━━━━━ DATASET CONTENT ━━━━━

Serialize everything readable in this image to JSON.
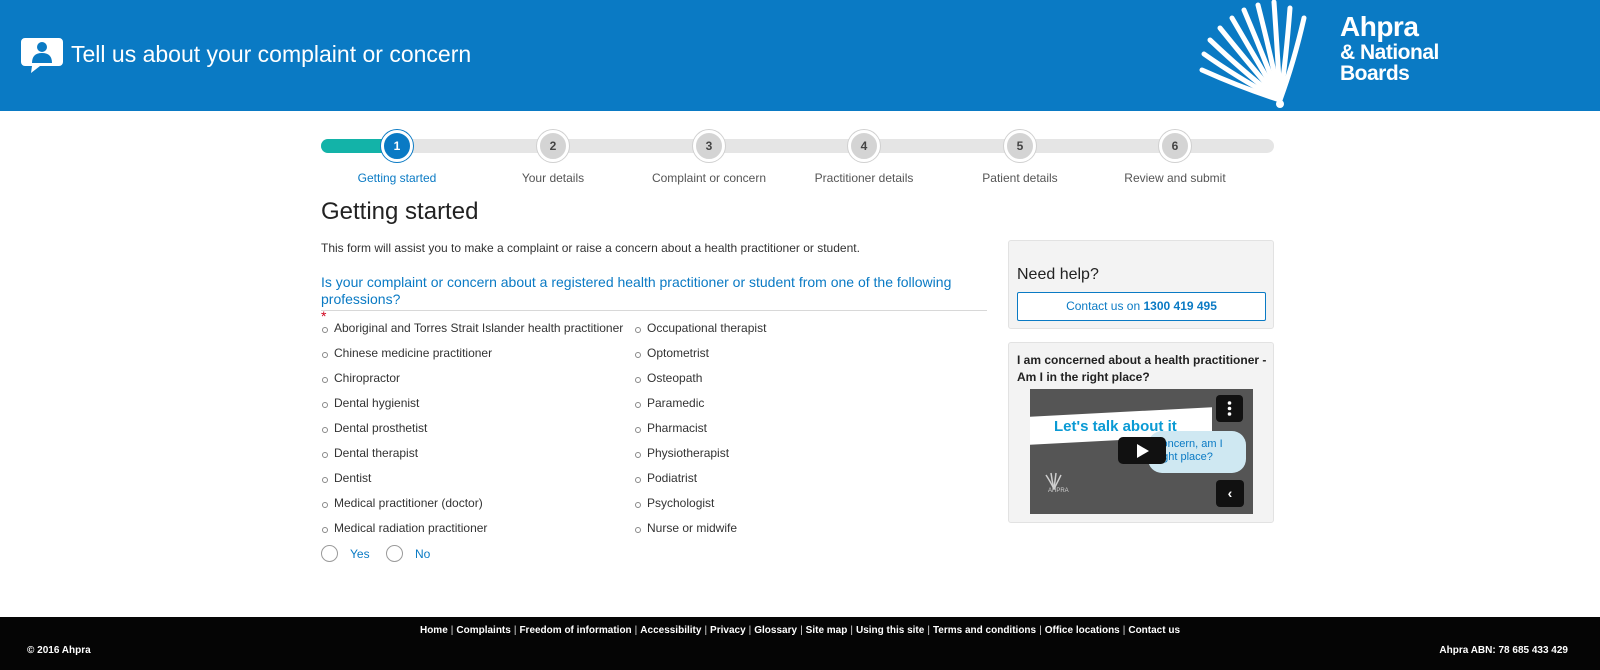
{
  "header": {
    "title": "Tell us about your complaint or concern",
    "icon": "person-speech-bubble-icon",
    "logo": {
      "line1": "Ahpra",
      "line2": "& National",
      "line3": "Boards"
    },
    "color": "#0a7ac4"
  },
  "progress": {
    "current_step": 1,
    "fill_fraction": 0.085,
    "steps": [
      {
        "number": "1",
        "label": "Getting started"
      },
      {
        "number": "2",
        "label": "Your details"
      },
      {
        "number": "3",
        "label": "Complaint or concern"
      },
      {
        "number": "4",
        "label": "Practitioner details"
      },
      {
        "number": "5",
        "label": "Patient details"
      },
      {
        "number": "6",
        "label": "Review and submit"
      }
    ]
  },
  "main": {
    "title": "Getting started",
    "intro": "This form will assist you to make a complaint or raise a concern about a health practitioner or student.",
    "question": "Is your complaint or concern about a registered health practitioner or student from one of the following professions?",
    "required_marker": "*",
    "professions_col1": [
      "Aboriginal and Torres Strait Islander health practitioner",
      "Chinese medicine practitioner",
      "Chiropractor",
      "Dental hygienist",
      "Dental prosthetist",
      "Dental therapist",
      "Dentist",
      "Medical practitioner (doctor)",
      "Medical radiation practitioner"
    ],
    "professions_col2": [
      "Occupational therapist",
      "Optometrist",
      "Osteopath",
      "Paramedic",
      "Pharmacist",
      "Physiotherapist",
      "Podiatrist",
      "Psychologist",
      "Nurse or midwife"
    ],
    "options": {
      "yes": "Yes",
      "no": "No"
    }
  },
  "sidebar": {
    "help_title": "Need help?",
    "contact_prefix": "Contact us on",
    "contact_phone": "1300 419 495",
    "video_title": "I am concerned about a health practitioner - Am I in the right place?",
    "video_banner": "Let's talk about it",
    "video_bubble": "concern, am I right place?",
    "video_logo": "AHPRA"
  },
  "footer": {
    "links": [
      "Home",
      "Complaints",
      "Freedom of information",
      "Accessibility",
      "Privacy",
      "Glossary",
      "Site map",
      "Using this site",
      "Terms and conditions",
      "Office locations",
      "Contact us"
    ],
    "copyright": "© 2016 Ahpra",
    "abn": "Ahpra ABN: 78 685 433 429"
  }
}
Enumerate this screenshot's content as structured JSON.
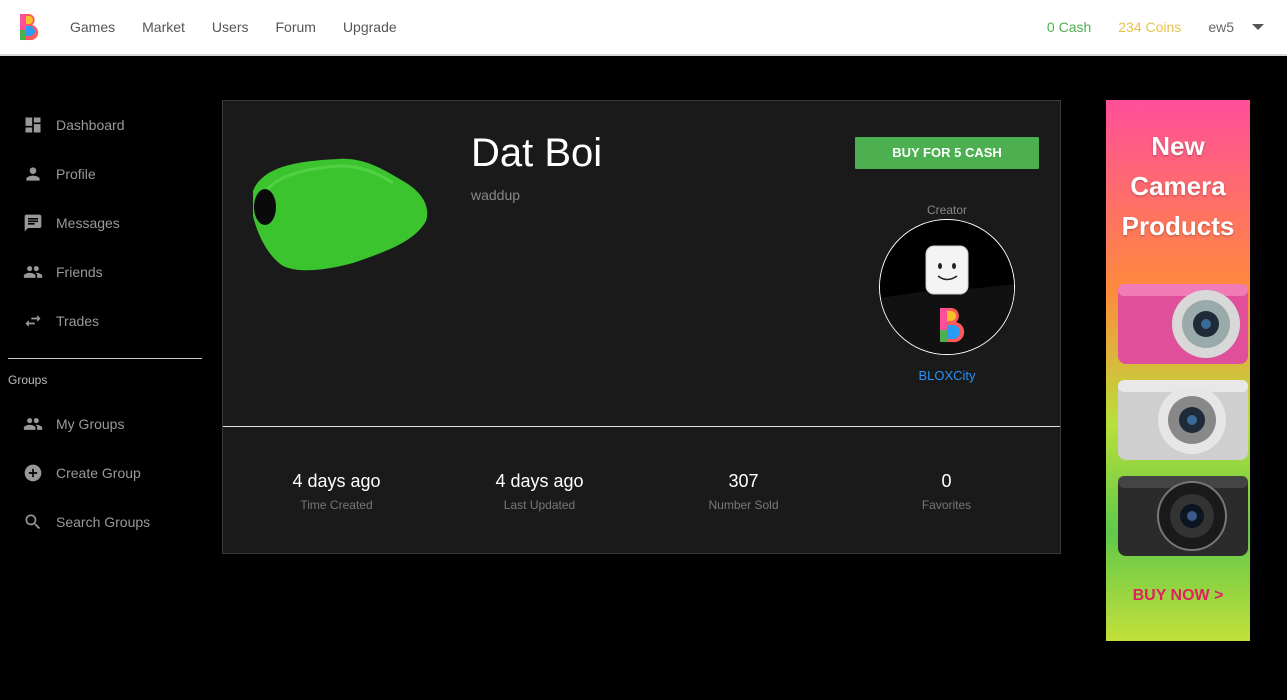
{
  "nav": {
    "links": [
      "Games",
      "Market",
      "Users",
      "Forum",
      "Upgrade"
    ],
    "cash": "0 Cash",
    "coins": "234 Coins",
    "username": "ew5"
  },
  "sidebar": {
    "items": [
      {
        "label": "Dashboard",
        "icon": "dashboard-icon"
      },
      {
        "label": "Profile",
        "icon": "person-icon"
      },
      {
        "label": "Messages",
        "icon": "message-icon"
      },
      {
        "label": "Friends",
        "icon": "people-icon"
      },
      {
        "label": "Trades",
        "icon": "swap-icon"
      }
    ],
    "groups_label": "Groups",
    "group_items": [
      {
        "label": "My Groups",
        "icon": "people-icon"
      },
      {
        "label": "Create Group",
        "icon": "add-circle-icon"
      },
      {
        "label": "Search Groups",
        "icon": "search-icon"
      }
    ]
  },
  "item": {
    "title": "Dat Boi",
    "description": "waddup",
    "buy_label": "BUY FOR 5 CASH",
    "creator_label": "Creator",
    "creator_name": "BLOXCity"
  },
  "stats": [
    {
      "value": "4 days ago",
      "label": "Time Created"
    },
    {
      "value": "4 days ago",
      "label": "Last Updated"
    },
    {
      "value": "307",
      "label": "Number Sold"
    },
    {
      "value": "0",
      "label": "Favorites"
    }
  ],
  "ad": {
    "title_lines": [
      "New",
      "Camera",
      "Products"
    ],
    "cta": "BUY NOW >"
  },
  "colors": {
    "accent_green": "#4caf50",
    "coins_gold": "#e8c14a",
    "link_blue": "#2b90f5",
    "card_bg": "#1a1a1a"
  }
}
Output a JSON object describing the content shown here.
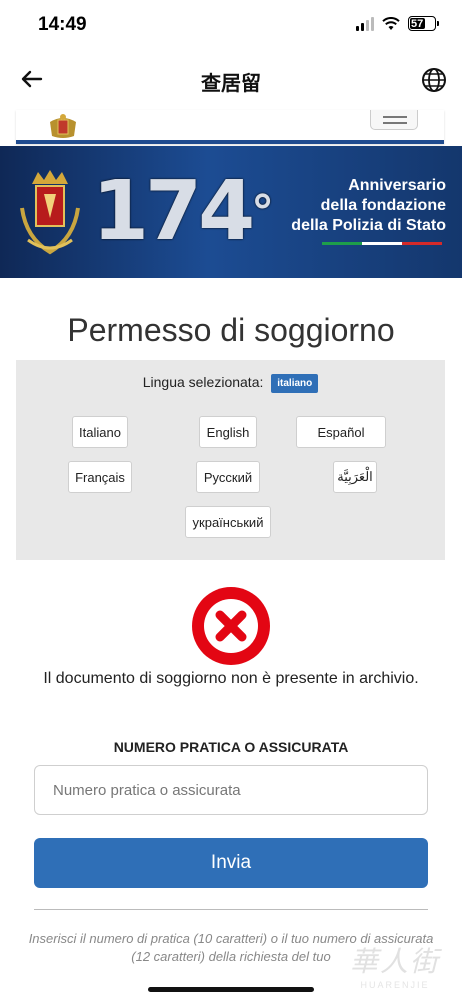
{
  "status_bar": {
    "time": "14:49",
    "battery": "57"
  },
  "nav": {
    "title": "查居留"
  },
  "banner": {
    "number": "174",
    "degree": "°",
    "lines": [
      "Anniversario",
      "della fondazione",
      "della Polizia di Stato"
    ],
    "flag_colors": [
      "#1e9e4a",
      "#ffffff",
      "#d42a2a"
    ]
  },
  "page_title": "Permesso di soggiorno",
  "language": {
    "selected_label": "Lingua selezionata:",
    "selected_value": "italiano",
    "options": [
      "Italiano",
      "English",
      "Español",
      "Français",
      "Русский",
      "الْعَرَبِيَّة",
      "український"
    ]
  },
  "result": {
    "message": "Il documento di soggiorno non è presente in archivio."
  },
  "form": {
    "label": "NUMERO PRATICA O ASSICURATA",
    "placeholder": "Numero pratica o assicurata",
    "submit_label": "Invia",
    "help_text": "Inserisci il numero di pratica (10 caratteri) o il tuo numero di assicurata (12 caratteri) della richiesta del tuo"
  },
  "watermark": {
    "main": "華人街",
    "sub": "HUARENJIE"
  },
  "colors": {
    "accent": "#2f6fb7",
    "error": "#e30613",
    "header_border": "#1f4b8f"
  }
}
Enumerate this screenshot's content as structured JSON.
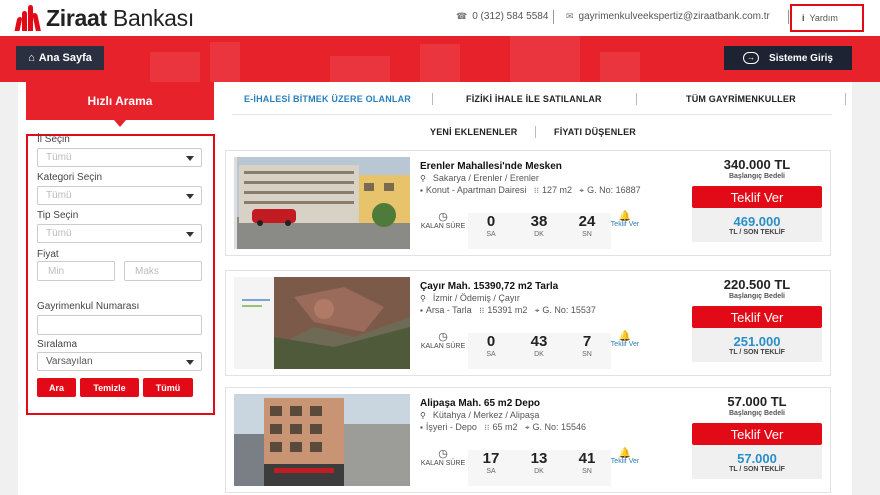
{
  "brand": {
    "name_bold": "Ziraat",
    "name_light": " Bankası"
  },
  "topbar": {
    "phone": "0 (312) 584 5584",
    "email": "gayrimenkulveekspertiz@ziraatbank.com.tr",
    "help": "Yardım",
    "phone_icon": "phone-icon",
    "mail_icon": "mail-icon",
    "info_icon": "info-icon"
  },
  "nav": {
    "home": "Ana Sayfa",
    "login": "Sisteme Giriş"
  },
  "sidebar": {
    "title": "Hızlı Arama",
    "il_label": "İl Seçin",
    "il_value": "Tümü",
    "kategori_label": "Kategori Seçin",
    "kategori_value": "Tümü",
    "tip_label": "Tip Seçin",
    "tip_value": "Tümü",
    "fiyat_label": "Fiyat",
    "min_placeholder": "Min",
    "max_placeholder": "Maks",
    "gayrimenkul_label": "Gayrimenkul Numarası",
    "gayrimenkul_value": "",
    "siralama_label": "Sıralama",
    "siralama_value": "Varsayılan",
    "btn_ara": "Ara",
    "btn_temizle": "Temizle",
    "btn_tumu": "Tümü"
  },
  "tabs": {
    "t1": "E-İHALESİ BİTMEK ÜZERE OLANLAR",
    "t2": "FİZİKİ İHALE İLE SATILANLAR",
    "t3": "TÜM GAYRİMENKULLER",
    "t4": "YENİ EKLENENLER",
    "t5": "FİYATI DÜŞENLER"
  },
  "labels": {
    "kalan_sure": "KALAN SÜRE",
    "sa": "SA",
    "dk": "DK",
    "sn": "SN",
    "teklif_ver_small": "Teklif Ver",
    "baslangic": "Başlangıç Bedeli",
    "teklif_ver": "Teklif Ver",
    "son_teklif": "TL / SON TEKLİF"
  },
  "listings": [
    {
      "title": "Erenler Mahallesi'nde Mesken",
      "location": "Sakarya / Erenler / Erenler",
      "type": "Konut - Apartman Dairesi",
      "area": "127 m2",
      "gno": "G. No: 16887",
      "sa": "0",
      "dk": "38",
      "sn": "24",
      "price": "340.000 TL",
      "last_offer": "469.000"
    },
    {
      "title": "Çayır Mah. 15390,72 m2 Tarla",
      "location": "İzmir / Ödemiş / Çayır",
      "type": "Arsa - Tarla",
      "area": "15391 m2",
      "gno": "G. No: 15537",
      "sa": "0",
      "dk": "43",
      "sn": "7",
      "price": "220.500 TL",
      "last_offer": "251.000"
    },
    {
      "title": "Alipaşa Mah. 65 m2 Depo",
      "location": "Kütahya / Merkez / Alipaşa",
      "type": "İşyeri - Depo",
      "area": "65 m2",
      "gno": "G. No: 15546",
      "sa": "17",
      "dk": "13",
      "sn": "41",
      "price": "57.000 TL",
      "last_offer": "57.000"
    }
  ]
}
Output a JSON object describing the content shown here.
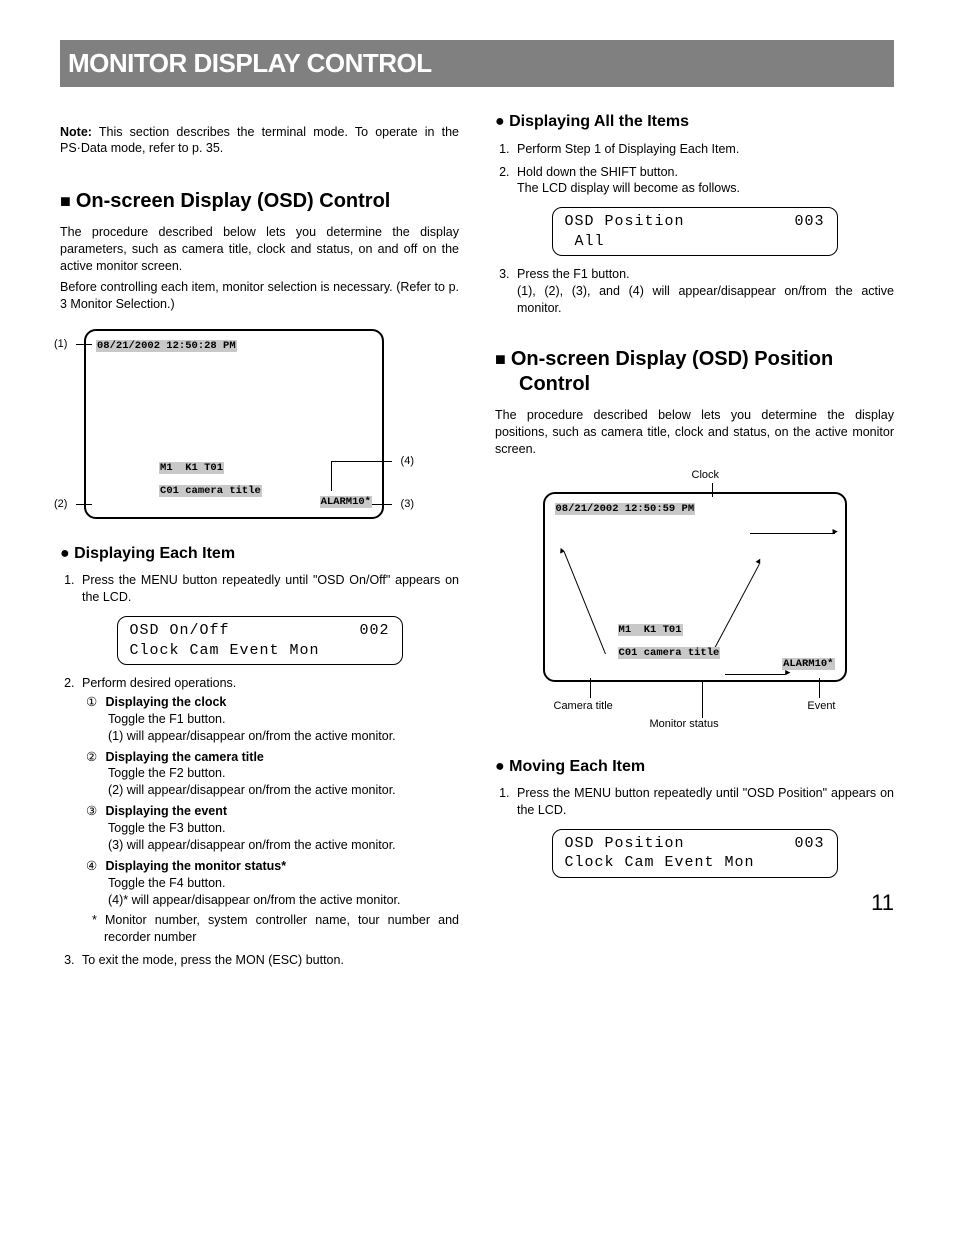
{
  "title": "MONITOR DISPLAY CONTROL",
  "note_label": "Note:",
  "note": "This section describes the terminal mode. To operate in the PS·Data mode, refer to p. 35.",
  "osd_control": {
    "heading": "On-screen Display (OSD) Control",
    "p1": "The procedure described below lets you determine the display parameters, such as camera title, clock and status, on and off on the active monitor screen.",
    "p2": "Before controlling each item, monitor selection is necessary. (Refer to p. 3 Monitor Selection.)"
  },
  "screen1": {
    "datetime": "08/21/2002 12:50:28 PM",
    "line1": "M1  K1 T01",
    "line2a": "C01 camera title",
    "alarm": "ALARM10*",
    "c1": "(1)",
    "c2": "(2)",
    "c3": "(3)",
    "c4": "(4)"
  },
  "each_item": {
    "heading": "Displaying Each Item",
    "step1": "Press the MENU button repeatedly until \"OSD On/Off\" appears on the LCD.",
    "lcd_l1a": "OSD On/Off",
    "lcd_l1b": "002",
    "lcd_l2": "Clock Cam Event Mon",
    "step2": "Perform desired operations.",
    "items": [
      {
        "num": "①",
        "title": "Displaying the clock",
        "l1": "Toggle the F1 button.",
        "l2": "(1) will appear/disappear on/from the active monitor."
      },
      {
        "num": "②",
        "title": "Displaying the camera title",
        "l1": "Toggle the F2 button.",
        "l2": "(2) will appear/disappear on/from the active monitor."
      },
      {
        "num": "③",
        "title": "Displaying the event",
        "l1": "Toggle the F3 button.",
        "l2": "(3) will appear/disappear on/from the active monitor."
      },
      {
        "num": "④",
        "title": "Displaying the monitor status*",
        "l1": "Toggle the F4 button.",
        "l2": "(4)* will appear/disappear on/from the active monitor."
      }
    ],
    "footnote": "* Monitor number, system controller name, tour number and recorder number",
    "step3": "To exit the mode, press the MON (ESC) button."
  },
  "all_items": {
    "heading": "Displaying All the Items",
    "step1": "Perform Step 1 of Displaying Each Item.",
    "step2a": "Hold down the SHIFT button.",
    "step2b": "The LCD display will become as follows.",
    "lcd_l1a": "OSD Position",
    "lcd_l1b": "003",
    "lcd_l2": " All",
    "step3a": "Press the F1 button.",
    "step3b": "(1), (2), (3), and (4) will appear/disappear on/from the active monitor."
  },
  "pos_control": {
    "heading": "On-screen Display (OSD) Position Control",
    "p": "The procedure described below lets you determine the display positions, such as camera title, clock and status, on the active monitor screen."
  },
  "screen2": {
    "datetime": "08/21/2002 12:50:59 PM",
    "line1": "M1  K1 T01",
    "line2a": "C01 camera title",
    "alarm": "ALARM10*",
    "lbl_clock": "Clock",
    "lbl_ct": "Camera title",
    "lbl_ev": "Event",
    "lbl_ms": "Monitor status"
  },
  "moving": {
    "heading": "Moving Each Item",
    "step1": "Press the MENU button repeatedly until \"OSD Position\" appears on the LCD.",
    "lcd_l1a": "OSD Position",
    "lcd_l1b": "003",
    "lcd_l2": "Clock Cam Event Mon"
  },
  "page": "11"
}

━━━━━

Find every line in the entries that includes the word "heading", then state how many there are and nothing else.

ANSWER SPACE:
5